I rented the Ranch House for a couple of nights, which turned out to be pretty darn cold, with temperatures below freezing (20F). When I made my plans it seemed likely that I would enjoy reading or writing on the porch–but it was too cold and windy to suit me. Thank goodness for heaters and hot chocolate I could make after my walks! Estelle Frankel (The Wisdom of Not Knowing) suggests that we ask a good question every day, such as, “Where is this experience taking me?” Be curious about the unknown.

Already this experience was teaching me how good it is to take a few days of silence and prayer every now and then. It took me into meditation more than once a day, for 25 minutes at a time. I turned the coffee table into an altar graced with a chalice, prayer beads, and a small stone inscribed with “A.S.A.P. / Always Say A Prayer.” The book is Danna Faulds’ Prayers to the Infinite: New Yoga Poems. The heart shape is inscribed with a butterfly. I placed my meditation cushions on the floor next to the altar.

Retreat Day 1

Mar. 1: Began with a pedicure. That eased my spirit, helped relieve my headache just because I quit getting ready and simply relaxed into retreat mode. Sky blue toenails.

Lunch, eaten mindfully and deliciously.

Did last minute emails that ought not to wait for my return. Set up an automatic notice that I’m on retreat until the 7th. Finally, I made an appointment for a massage on the 8th.

Now to the recliner with a book.

Wrote in my journal, took a short nap, then took a walk while eating an apple. It’s getting quieter in my head.

Started 2 books: The Wisdom of Not Knowing, by Estelle Frankel, and The Way of the Heart, by Henri Nouwen. Wrote a few sentences of reflection.

Frankel: Embracing the unknown/not knowing leads to curiosity and creativity.

Nouwen: Solitude, then silence, then prayer.
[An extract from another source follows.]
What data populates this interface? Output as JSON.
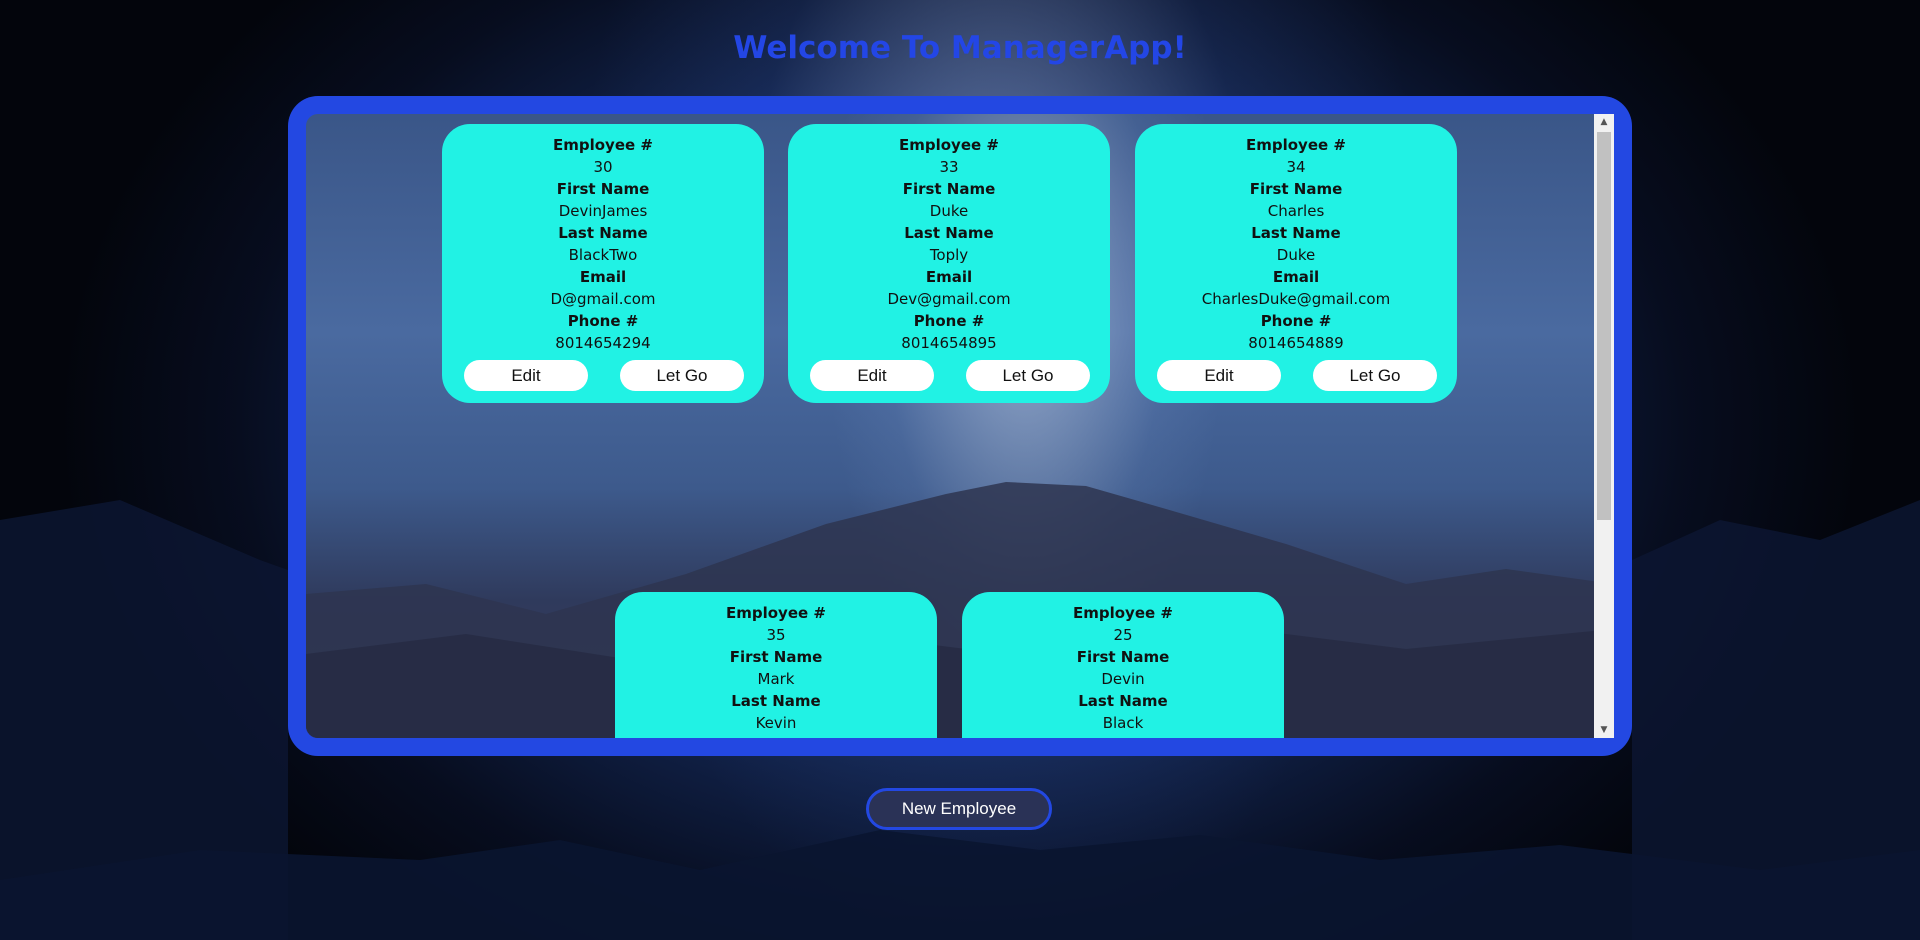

Working on the silence part.

What is saving me now?

Have you ever left a faith community? A church, synagogue, mosque, or temple? Maybe you looked around for a while before you found another that was more to your liking or closer to where you lived. Maybe you gave it up for good. You’re certainly not alone. I was raised Episcopalian, became Unitarian Universalist, and studied Zen Buddhism for a time. In India I was immersed in Hinduism. This summer I visited a number of different services, just to see how other folks do religion.

At the end of Leaving Church, Barbara Brown Taylor reflects on what she has lost by not serving a church as priest and what she has kept. In multiple ways she answers the question, “What is saving you now?”

What is saving me now is a sense of completion. Twenty five years of ordained ministry, duly noted and recognized. Three years of study for the specific ministry of Spiritual Direction, duly graduated and recognized in 2018. A chance to preach at Northwoods Unitarian Universalist Church on the occasion of their 40th anniversary. I had been a member there for their first 15 years, and was ordained there in 1993.

In Kansas City, I joined other 25-year Unitarian Universalist ministers to be recognized by colleagues from across North America and a few distant countries. We enjoyed memories of how much has taken place under our watch. We have loved the people we served, the voices we raised, and the path we chose.

After that month of travel, I was ready to reclaim body, mind, and spirit. What is saving me now is rest, prayer, contemplation, and exploration. I took most of July as a mini-sabbatical from multiple responsibilities and commitments. Blocks of solitude, doing simple art, visiting museums and libraries, singing with Tapestry Singers, reading for pleasure, and writing, are some of the ways I have restored my spirit. Now in August I’m back into planning and preparation for new adventures. Come along with me!